In a manifesto published on Saturday, senior conservatives including former EU agriculture commissioner Franz Fischler and ex-vice chancellor Wilhelm Molterer, both from the People's Party (ÖVP), said the next president must be “dependable”.
To protect its economic vitality, “Austria must remain a trustworthy European and international partner,” they wrote.
The manifesto offered support for Hofer's liberal rival, the independent ecologist Alexander Van der Bellen.
Hofer, who heads the far-right Freedom Party (FPÖ), has not ruled out a referendum on Austria's future in the European Union following Britain's shock vote in June to quit the EU.
“We do not want to be faced with speculation about Austria leaving the European Union nor with attempts to hide the cornflower behind a crucifix,” the declaration said, referring to a recent controversy.
The 45-year-old has been accused by Christian groups of manipulation after he added the phrase “So help me God” to his campaign posters.
Election poster for Hofer showing “So help me God.” Photo: Paul Gillingwater
He has also been criticised for wearing a cornflower, a blue flower with a controversial past which was used by banned Austrian Nazis in the 1930s to identity each other. Hofer has insisted he only wore it for the blue — the colour of the FPÖ.
Like populist parties elsewhere in Europe, the FPÖ is currently leading national polls.

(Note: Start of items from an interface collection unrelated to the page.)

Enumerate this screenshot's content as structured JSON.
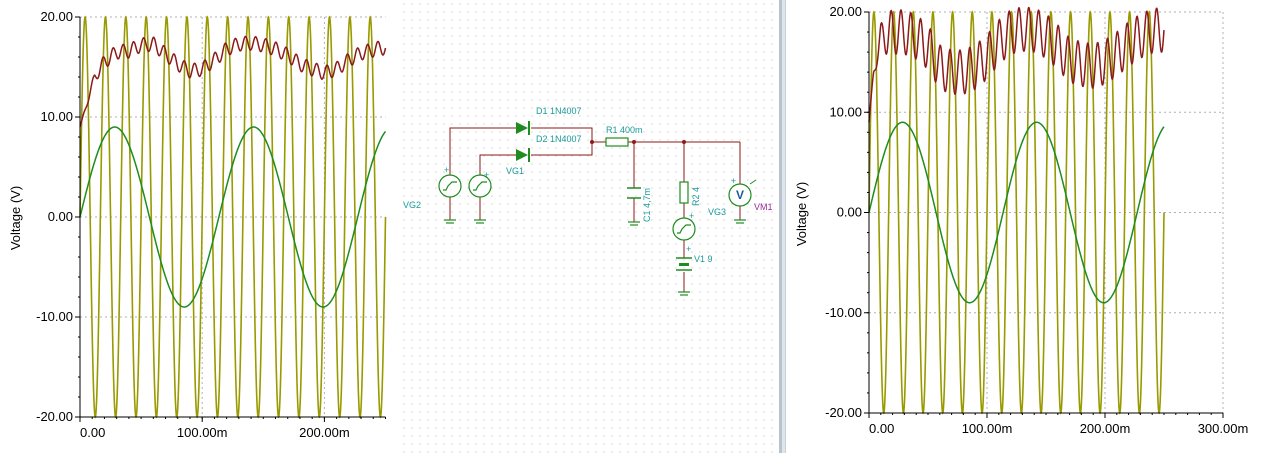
{
  "colors": {
    "carrier": "#999900",
    "sine": "#1e8c1e",
    "output": "#8b1a1a",
    "grid": "#b0b0b0",
    "wire": "#8b1a1a",
    "component": "#1a9a9a",
    "meter": "#9a2a9a"
  },
  "left_chart": {
    "chart_data": {
      "type": "line",
      "ylabel": "Voltage (V)",
      "xlabel": "",
      "xlim": [
        0,
        0.25
      ],
      "ylim": [
        -20,
        20
      ],
      "x_ticks": [
        "0.00",
        "100.00m",
        "200.00m"
      ],
      "y_ticks": [
        "20.00",
        "10.00",
        "0.00",
        "-10.00",
        "-20.00"
      ],
      "grid": true,
      "series": [
        {
          "color": "carrier",
          "kind": "carrier",
          "amplitude": 20,
          "frequency": 60,
          "x_end": 0.25
        },
        {
          "color": "sine",
          "kind": "sine",
          "amplitude": 9,
          "frequency": 8.8,
          "x_end": 0.25
        },
        {
          "color": "output",
          "kind": "output",
          "x_end": 0.25,
          "points": [
            [
              0,
              9
            ],
            [
              0.006,
              11.5
            ],
            [
              0.012,
              14
            ],
            [
              0.02,
              15.5
            ],
            [
              0.03,
              16.5
            ],
            [
              0.04,
              16.6
            ],
            [
              0.05,
              17.2
            ],
            [
              0.06,
              17.3
            ],
            [
              0.07,
              16.3
            ],
            [
              0.08,
              15.3
            ],
            [
              0.09,
              14.6
            ],
            [
              0.1,
              14.8
            ],
            [
              0.11,
              15.7
            ],
            [
              0.12,
              16.8
            ],
            [
              0.13,
              17.3
            ],
            [
              0.14,
              17.4
            ],
            [
              0.15,
              17.2
            ],
            [
              0.16,
              16.8
            ],
            [
              0.17,
              16.2
            ],
            [
              0.18,
              15.3
            ],
            [
              0.19,
              14.8
            ],
            [
              0.2,
              14.4
            ],
            [
              0.21,
              14.8
            ],
            [
              0.22,
              15.7
            ],
            [
              0.23,
              16.4
            ],
            [
              0.24,
              16.7
            ],
            [
              0.245,
              16.9
            ]
          ],
          "ripple": 0.7
        }
      ]
    }
  },
  "right_chart": {
    "chart_data": {
      "type": "line",
      "ylabel": "Voltage (V)",
      "xlabel": "",
      "xlim": [
        0,
        0.3
      ],
      "ylim": [
        -20,
        20
      ],
      "x_ticks": [
        "0.00",
        "100.00m",
        "200.00m",
        "300.00m"
      ],
      "y_ticks": [
        "20.00",
        "10.00",
        "0.00",
        "-10.00",
        "-20.00"
      ],
      "grid": true,
      "series": [
        {
          "color": "carrier",
          "kind": "carrier",
          "amplitude": 20,
          "frequency": 60,
          "x_end": 0.25
        },
        {
          "color": "sine",
          "kind": "sine",
          "amplitude": 9,
          "frequency": 8.8,
          "x_end": 0.25
        },
        {
          "color": "output",
          "kind": "output",
          "x_end": 0.25,
          "points": [
            [
              0,
              9
            ],
            [
              0.004,
              14
            ],
            [
              0.01,
              17.5
            ],
            [
              0.02,
              18
            ],
            [
              0.03,
              18
            ],
            [
              0.04,
              17.5
            ],
            [
              0.05,
              16.5
            ],
            [
              0.06,
              14.5
            ],
            [
              0.07,
              14
            ],
            [
              0.08,
              14
            ],
            [
              0.09,
              14.5
            ],
            [
              0.1,
              15.5
            ],
            [
              0.11,
              17
            ],
            [
              0.12,
              18
            ],
            [
              0.13,
              18.3
            ],
            [
              0.14,
              18.2
            ],
            [
              0.15,
              17.6
            ],
            [
              0.16,
              16.5
            ],
            [
              0.17,
              15.2
            ],
            [
              0.18,
              14.8
            ],
            [
              0.19,
              14.6
            ],
            [
              0.2,
              15
            ],
            [
              0.21,
              15.8
            ],
            [
              0.22,
              16.8
            ],
            [
              0.23,
              17.6
            ],
            [
              0.24,
              18.1
            ],
            [
              0.245,
              18.2
            ]
          ],
          "ripple": 2.2
        }
      ]
    }
  },
  "schematic": {
    "labels": {
      "d1": "D1 1N4007",
      "d2": "D2 1N4007",
      "r1": "R1 400m",
      "vg2": "VG2",
      "vg1": "VG1",
      "c1": "C1 4,7m",
      "r2": "R2 4",
      "vg3": "VG3",
      "vm1": "VM1",
      "v1": "V1 9",
      "vm_symbol": "V",
      "plus": "+"
    }
  }
}
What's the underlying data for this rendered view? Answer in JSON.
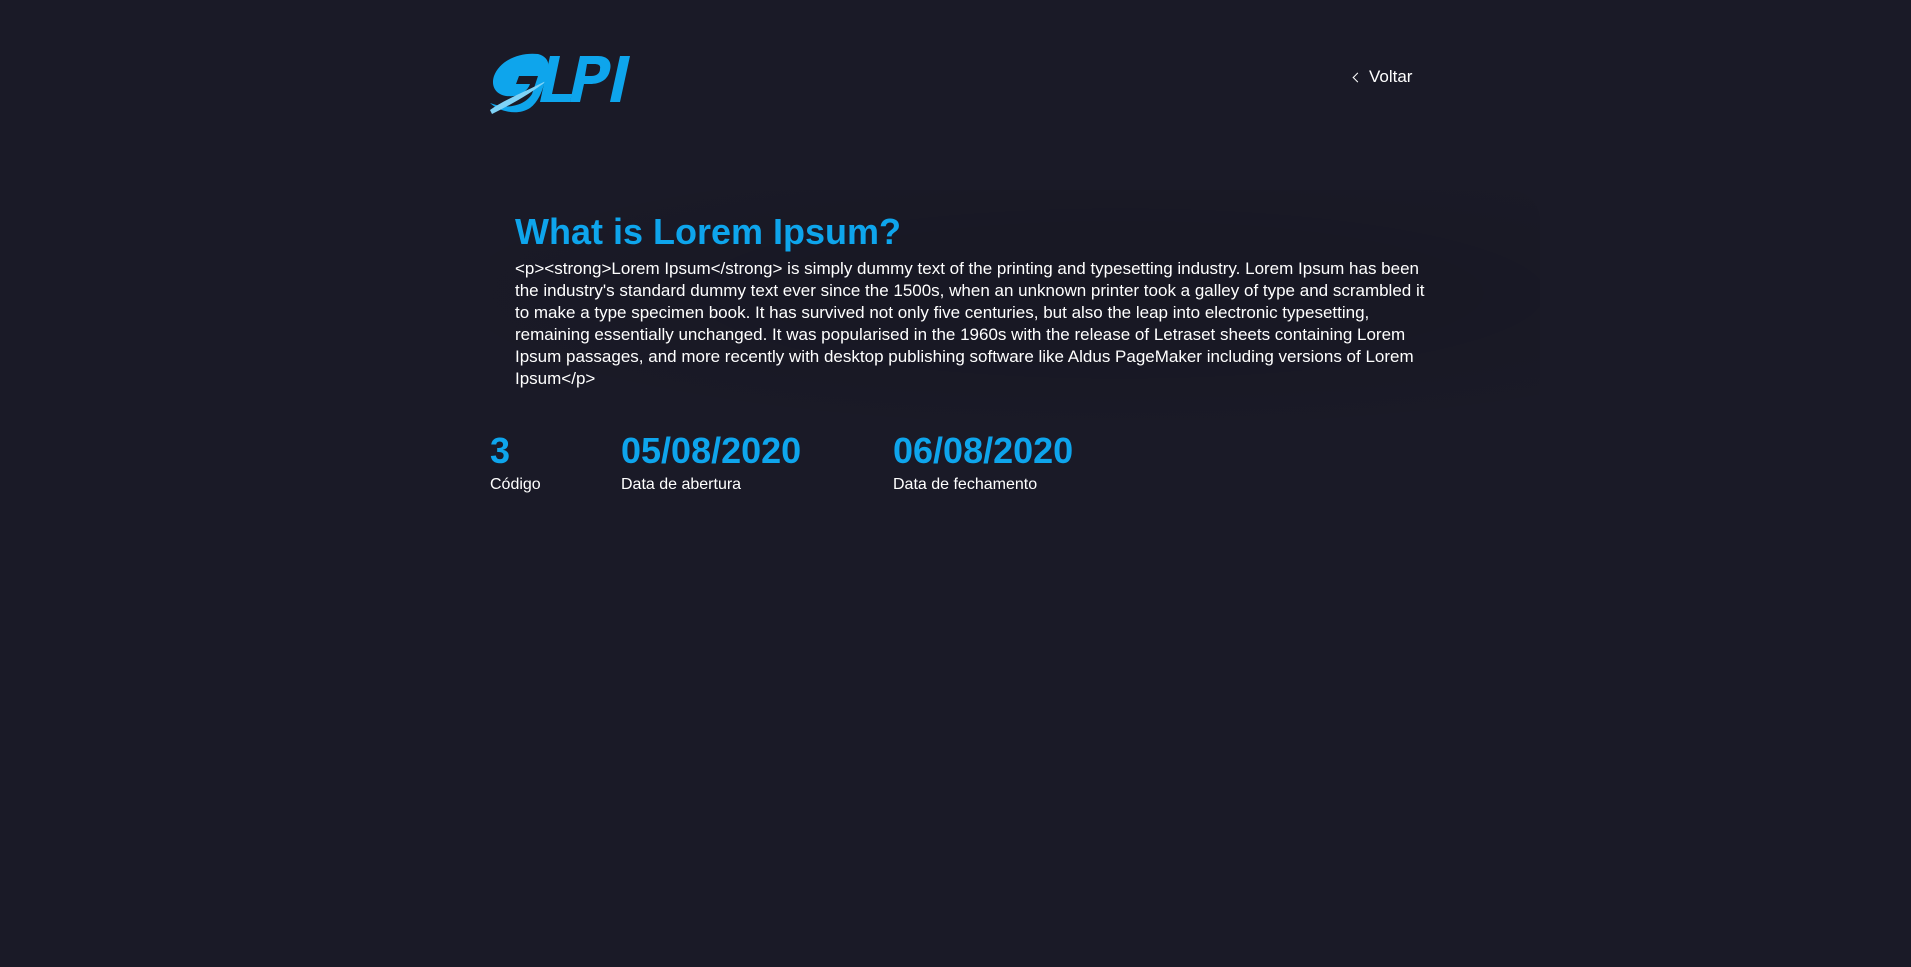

Hofer, hoping to become the EU's first far-right head of state in the December 4 poll, has been stoking public fears about record immigration and rising unemployment.
Austria's president must be a guarantor of co-existence and “that is incompatible with speeches about fear, hate and the constant search for scapegoats,” the manifesto said.
The ÖVP has not given its followers official voting recommendations but many of its senior members have already said they would back Van der Bellen.
The independent ecologist ran against Hofer in May, winning by a narrow margin although the result was later dramatically overturned by Austria's highest court which upheld claims of procedural irregularities brought by the narrowly-defeated far-right.
Opinon polls suggest the outcome of the re-run is too close to call.